Task brief:
The whole listing, exactly as given: write it out, leaving out each image.

===== Data for analysis

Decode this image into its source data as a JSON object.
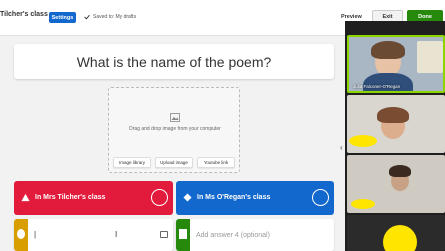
{
  "header": {
    "kahoot_title": "Tilcher's class",
    "settings_label": "Settings",
    "saved_status": "Saved to: My drafts",
    "preview_label": "Preview",
    "exit_label": "Exit",
    "done_label": "Done"
  },
  "question": {
    "text": "What is the name of the poem?"
  },
  "media": {
    "drop_text": "Drag and drop image from your computer",
    "image_library_label": "Image library",
    "upload_image_label": "Upload image",
    "youtube_link_label": "Youtube link"
  },
  "answers": [
    {
      "text": "In Mrs Tilcher's class",
      "color": "#e21b3c",
      "shape": "triangle"
    },
    {
      "text": "In Ms O'Regan's class",
      "color": "#1368ce",
      "shape": "diamond"
    },
    {
      "text": "",
      "color": "#d89e00",
      "shape": "circle"
    },
    {
      "placeholder": "Add answer 4 (optional)",
      "color": "#26890c",
      "shape": "square"
    }
  ],
  "video_call": {
    "participants": [
      {
        "name": "Julia Falconer-O'Regan"
      }
    ]
  },
  "colors": {
    "accent_blue": "#1368ce",
    "done_green": "#26890c",
    "active_speaker_border": "#8cd600"
  }
}
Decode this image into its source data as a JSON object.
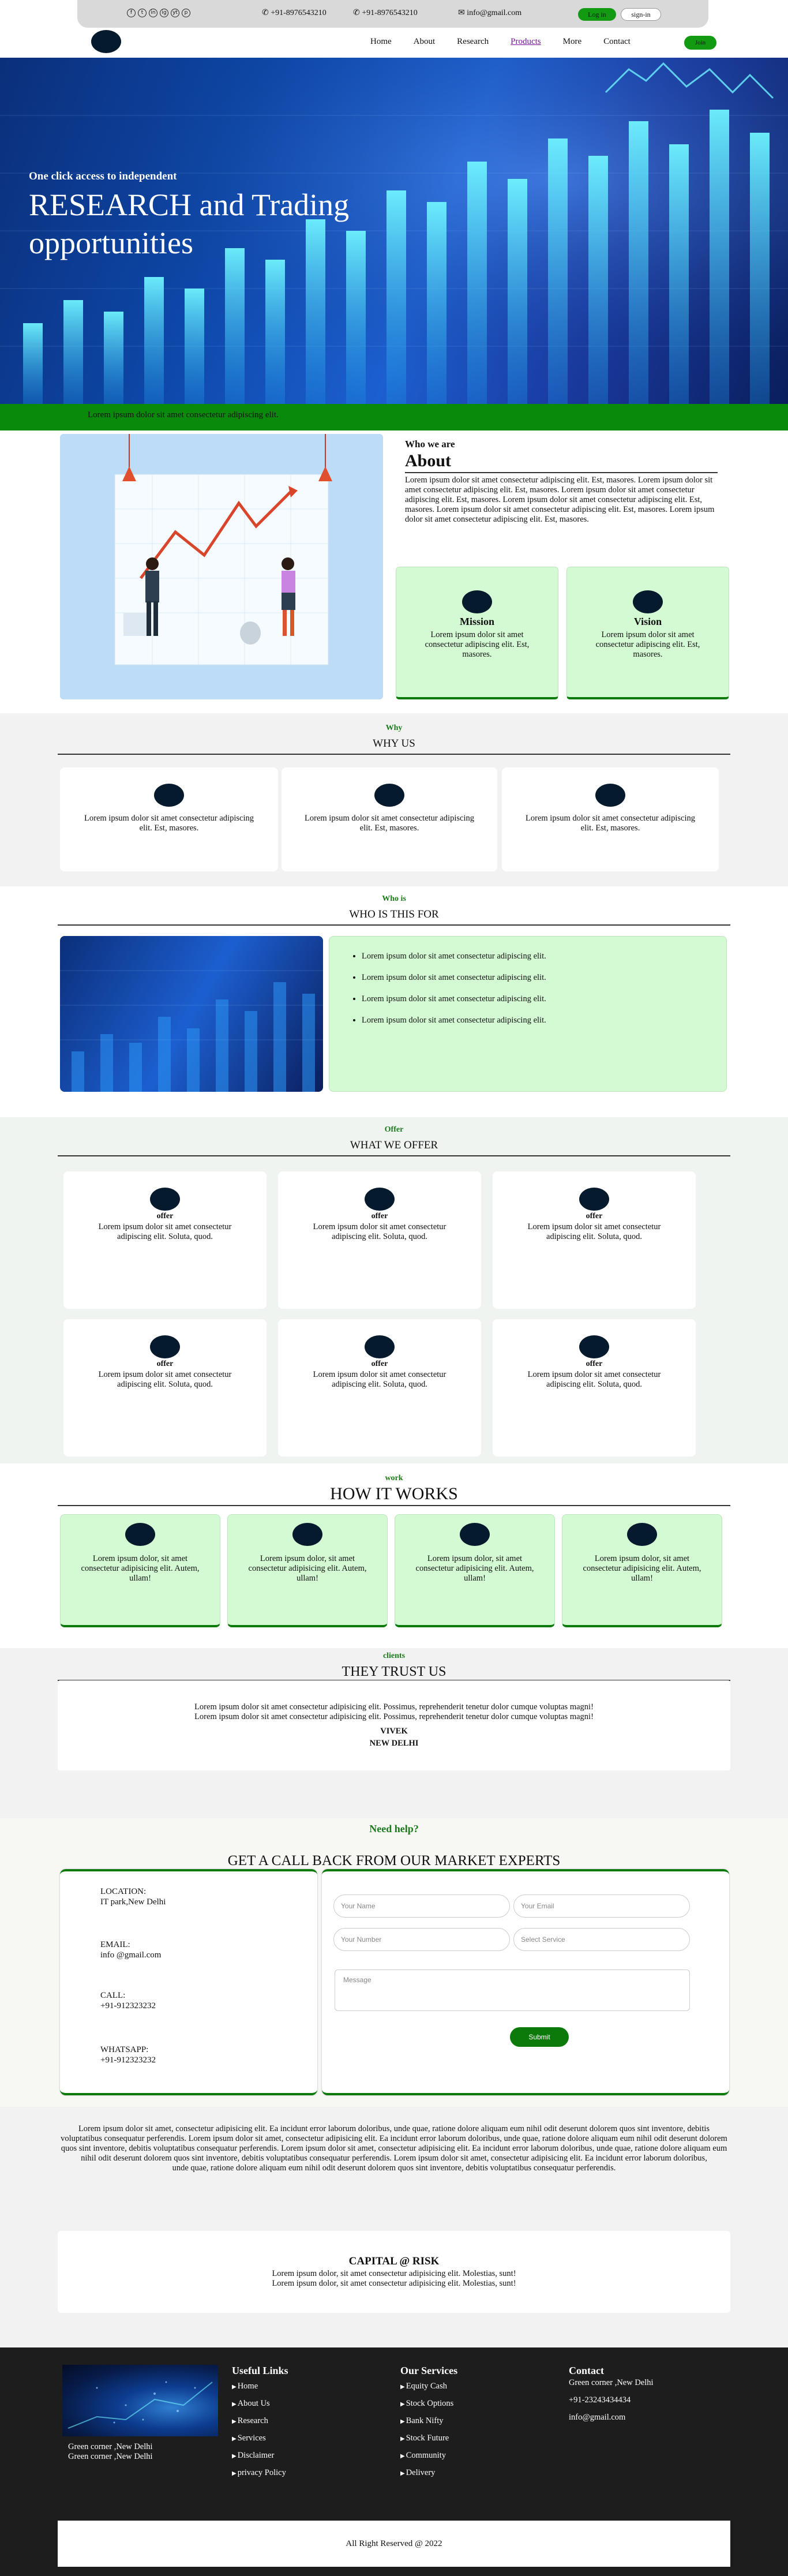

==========

Response to this task:
Decode this image into its source data as a JSON object.
{
  "header": {
    "kahoot_title": "Tilcher's class",
    "settings_label": "Settings",
    "saved_status": "Saved to: My drafts",
    "preview_label": "Preview",
    "exit_label": "Exit",
    "done_label": "Done"
  },
  "question": {
    "text": "What is the name of the poem?"
  },
  "media": {
    "drop_text": "Drag and drop image from your computer",
    "image_library_label": "Image library",
    "upload_image_label": "Upload image",
    "youtube_link_label": "Youtube link"
  },
  "answers": [
    {
      "text": "In Mrs Tilcher's class",
      "color": "#e21b3c",
      "shape": "triangle"
    },
    {
      "text": "In Ms O'Regan's class",
      "color": "#1368ce",
      "shape": "diamond"
    },
    {
      "text": "",
      "color": "#d89e00",
      "shape": "circle"
    },
    {
      "placeholder": "Add answer 4 (optional)",
      "color": "#26890c",
      "shape": "square"
    }
  ],
  "video_call": {
    "participants": [
      {
        "name": "Julia Falconer-O'Regan"
      }
    ]
  },
  "colors": {
    "accent_blue": "#1368ce",
    "done_green": "#26890c",
    "active_speaker_border": "#8cd600"
  }
}
Decode this image into its source data as a JSON object.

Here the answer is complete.